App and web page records

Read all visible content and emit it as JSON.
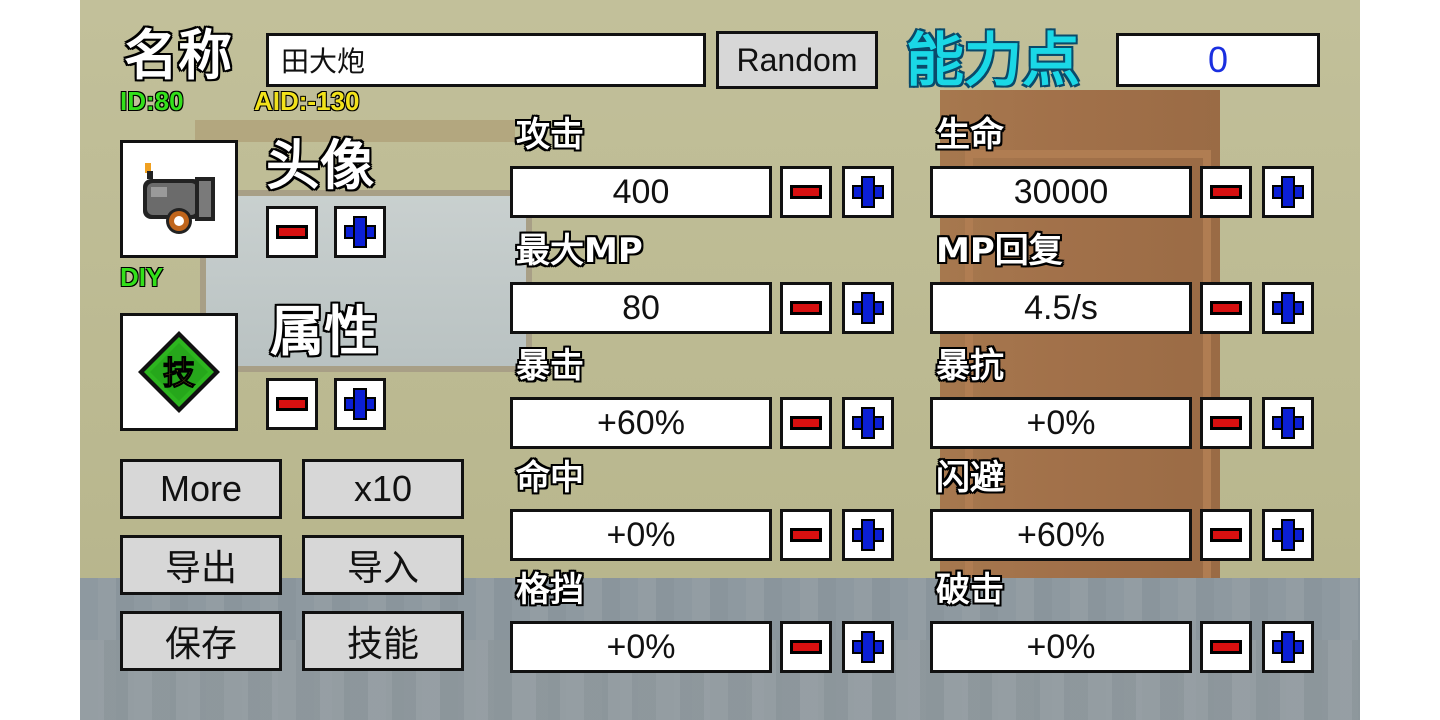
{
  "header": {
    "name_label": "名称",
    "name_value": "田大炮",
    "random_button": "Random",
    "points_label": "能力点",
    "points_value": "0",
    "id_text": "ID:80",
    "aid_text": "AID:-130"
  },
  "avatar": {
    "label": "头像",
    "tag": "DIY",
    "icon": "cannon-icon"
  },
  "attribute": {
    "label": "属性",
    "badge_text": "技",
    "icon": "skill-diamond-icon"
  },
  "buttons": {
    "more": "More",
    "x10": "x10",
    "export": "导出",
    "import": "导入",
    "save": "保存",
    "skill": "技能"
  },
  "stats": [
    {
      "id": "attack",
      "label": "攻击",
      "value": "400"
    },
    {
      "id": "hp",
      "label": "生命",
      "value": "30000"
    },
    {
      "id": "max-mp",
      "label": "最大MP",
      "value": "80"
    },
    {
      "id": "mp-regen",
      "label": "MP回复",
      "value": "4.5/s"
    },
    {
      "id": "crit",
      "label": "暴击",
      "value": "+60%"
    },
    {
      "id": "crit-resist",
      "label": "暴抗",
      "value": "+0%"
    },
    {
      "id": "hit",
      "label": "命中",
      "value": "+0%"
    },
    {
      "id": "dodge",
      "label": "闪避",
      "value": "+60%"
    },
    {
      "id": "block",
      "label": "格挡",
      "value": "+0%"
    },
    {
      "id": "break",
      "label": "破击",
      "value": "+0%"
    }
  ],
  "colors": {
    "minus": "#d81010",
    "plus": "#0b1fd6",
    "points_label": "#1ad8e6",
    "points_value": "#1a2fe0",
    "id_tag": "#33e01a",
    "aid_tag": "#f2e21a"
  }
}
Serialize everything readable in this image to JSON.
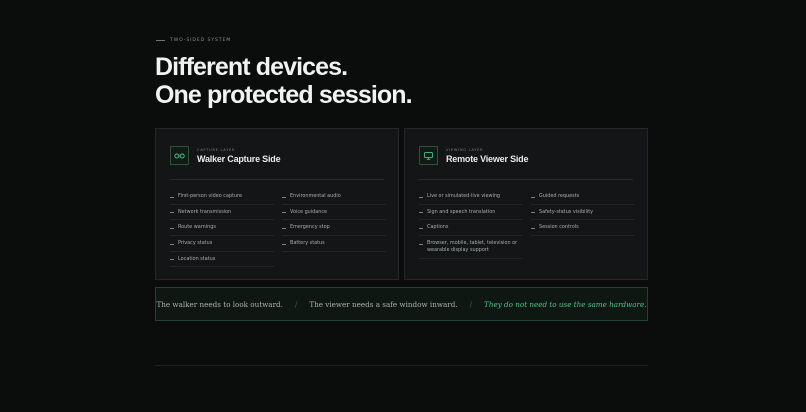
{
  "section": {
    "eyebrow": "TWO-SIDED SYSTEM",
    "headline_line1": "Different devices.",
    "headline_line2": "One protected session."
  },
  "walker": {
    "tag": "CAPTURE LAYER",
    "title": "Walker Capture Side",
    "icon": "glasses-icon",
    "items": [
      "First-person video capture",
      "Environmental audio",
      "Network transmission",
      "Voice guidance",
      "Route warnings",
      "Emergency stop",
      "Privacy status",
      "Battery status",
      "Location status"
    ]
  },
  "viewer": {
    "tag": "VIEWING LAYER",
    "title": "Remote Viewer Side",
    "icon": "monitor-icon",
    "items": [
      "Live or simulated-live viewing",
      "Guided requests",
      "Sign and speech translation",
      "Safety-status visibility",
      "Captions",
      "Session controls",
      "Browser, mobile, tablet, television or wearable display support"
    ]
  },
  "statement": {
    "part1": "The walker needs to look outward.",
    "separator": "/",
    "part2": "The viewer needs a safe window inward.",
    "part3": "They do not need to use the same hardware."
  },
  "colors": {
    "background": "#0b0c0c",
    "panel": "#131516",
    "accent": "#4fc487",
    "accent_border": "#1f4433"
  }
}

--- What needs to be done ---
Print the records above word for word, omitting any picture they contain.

--- Reply to the exercise ---
Read all visible content and emit it as JSON.
{
  "header": {
    "name_label": "名称",
    "name_value": "田大炮",
    "random_button": "Random",
    "points_label": "能力点",
    "points_value": "0",
    "id_text": "ID:80",
    "aid_text": "AID:-130"
  },
  "avatar": {
    "label": "头像",
    "tag": "DIY",
    "icon": "cannon-icon"
  },
  "attribute": {
    "label": "属性",
    "badge_text": "技",
    "icon": "skill-diamond-icon"
  },
  "buttons": {
    "more": "More",
    "x10": "x10",
    "export": "导出",
    "import": "导入",
    "save": "保存",
    "skill": "技能"
  },
  "stats": [
    {
      "id": "attack",
      "label": "攻击",
      "value": "400"
    },
    {
      "id": "hp",
      "label": "生命",
      "value": "30000"
    },
    {
      "id": "max-mp",
      "label": "最大MP",
      "value": "80"
    },
    {
      "id": "mp-regen",
      "label": "MP回复",
      "value": "4.5/s"
    },
    {
      "id": "crit",
      "label": "暴击",
      "value": "+60%"
    },
    {
      "id": "crit-resist",
      "label": "暴抗",
      "value": "+0%"
    },
    {
      "id": "hit",
      "label": "命中",
      "value": "+0%"
    },
    {
      "id": "dodge",
      "label": "闪避",
      "value": "+60%"
    },
    {
      "id": "block",
      "label": "格挡",
      "value": "+0%"
    },
    {
      "id": "break",
      "label": "破击",
      "value": "+0%"
    }
  ],
  "colors": {
    "minus": "#d81010",
    "plus": "#0b1fd6",
    "points_label": "#1ad8e6",
    "points_value": "#1a2fe0",
    "id_tag": "#33e01a",
    "aid_tag": "#f2e21a"
  }
}
Serialize everything readable in this image to JSON.
{
  "section": {
    "eyebrow": "TWO-SIDED SYSTEM",
    "headline_line1": "Different devices.",
    "headline_line2": "One protected session."
  },
  "walker": {
    "tag": "CAPTURE LAYER",
    "title": "Walker Capture Side",
    "icon": "glasses-icon",
    "items": [
      "First-person video capture",
      "Environmental audio",
      "Network transmission",
      "Voice guidance",
      "Route warnings",
      "Emergency stop",
      "Privacy status",
      "Battery status",
      "Location status"
    ]
  },
  "viewer": {
    "tag": "VIEWING LAYER",
    "title": "Remote Viewer Side",
    "icon": "monitor-icon",
    "items": [
      "Live or simulated-live viewing",
      "Guided requests",
      "Sign and speech translation",
      "Safety-status visibility",
      "Captions",
      "Session controls",
      "Browser, mobile, tablet, television or wearable display support"
    ]
  },
  "statement": {
    "part1": "The walker needs to look outward.",
    "separator": "/",
    "part2": "The viewer needs a safe window inward.",
    "part3": "They do not need to use the same hardware."
  },
  "colors": {
    "background": "#0b0c0c",
    "panel": "#131516",
    "accent": "#4fc487",
    "accent_border": "#1f4433"
  }
}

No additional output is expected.